The need

Iodine deficiency disorders remain a global health concern.

Iodine is only needed in small amounts and is often consumed in the foods we eat. But when plants and animals are raised in areas with iodine-deficient soil, the diet for people there often lacks the recommended amount of iodine.

Despite the success of salt iodization, 30% of households globally are still not consuming salt that has been adequately iodized.

Iodine deficiency is most damaging during fetal development and in the first few years of a child’s life. It is estimated that 38 million babies are born every year to iodine-deficient mothers, missing out on the protection that iodine offers the growing brain, and a full 18 million are mentally impaired as a result.

Our solution

Salt iodization is one of the greatest global health success stories.

For more than a decade, Nutrition International has been working to expand and speed up the adoption of universal salt iodization around the world.

Working with local salt industries, mostly small- and medium-scale salt producers, we provide easy iodization techniques and ensure they have the tools, equipment and training they need to be effective. We also provide technical and logistical support to develop profitable business plans and encourage salt producers to form cooperatives to pool resources, and improve production techniques, quality, packaging and marketing.

We support national governments in designing iodine deficiency control programs, including legislation and monitoring, and helps them work successfully with salt producers. Local governments are brought on board to help finance the cooperatives and monitor the iodization.

Our Solution

We’ve helped countries around the world produce enough iodized salt to reach 440 million people.

Along with partners, donors, governments and the private sector, we have worked to:
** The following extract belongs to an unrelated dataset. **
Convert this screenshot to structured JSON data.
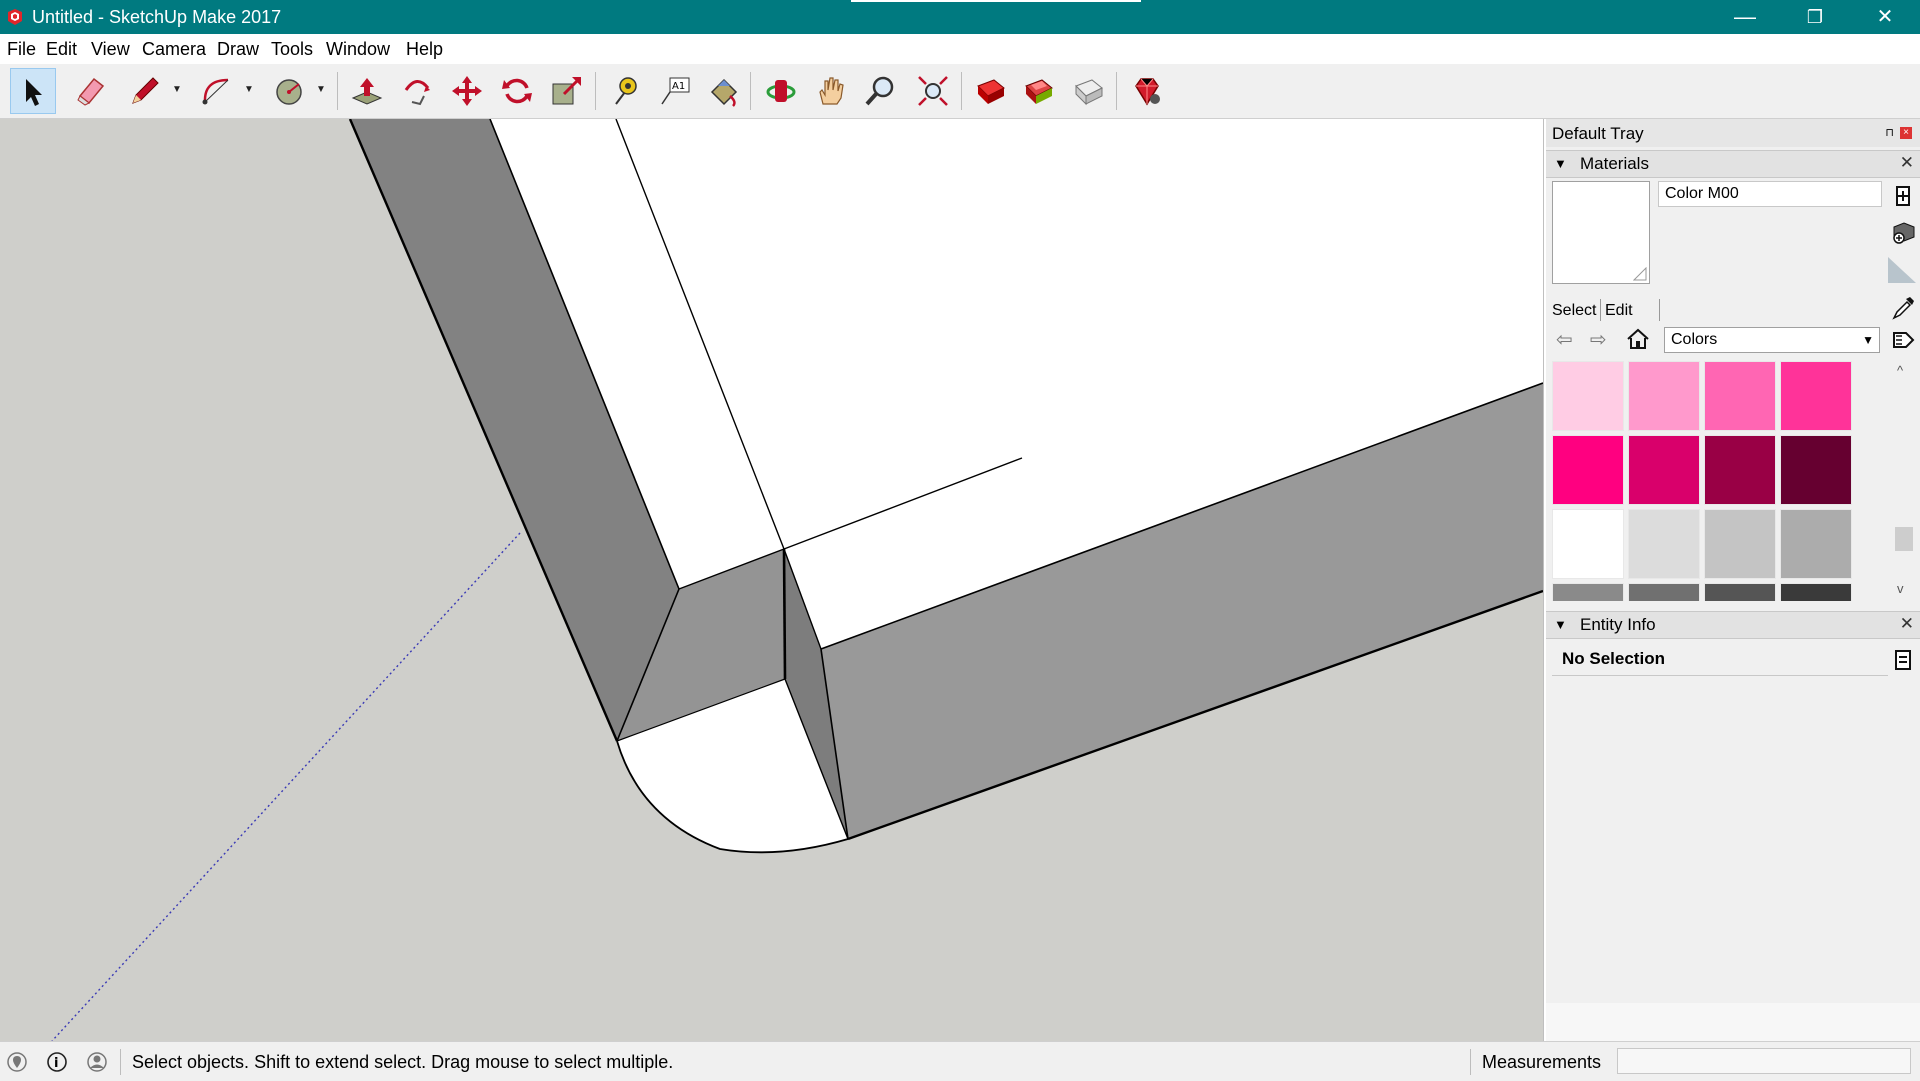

  • Develop an innovative Global Positioning System to local, small-scale salt producers and link them with iodization resources
  • Provide support to the Governments of Bangladesh, Ethiopia, India, Indonesia, Pakistan, Senegal, Tanzania and other governments to design or implement national iodine deficiency control programs
  • Strengthen the enabling environment in key countries by:
    • Fostering government leadership, ownership and commitment to sustainable salt iodization programs, including supporting policy development and strengthening legislative and regulatory systems
    • Improving enforcement of regulations through external monitoring and quality control
  • Improve salt industry capacity in target countries to consistently iodize salt adequately by:
  • Consolidating the micro- to small-scale processing industry for more sustainable support and monitoring
  • Strengthen the capacity of small- and medium-scale salt processors by providing technical support to help industry improvements in the iodization process, technology and internal quality control
  • Support market-driven approaches to supply chain by establishing viable and market-driven potassium iodate and other logistics supply systems
  • Build the global evidence base in collaboration with other global development partners, in order to keep salt iodization on the radar as an important unfinished agenda item for the global community to tackle

Women: an important group

We address the needs of women through universal salt iodization.

Our USI program aims to improve the consumption of adequately iodized salt by the general population, and particularly women, as adequate iodine status during pregnancy is key to preventing iodine deficiency disorders among newborns

Addressing the needs of women

We aim to empower women through capacity building and promoting the emergence of women’s entrepreneurship in salt production.

Women also represent an important group as they take on roles as processors, advocates and monitors depending on the context. In some countries, such as Senegal, women represent a large proportion of small-scale processors. Capacity building to improve the quality of their entrepreneurial activities contributes not only to the quality of iodized salt produced, but also to their personal and household economic empowerment.

In many of our implementation countries, women have assumed increasingly prominent leadership roles at the community level as monitoring agents to ensure the appropriate enforcement of standards.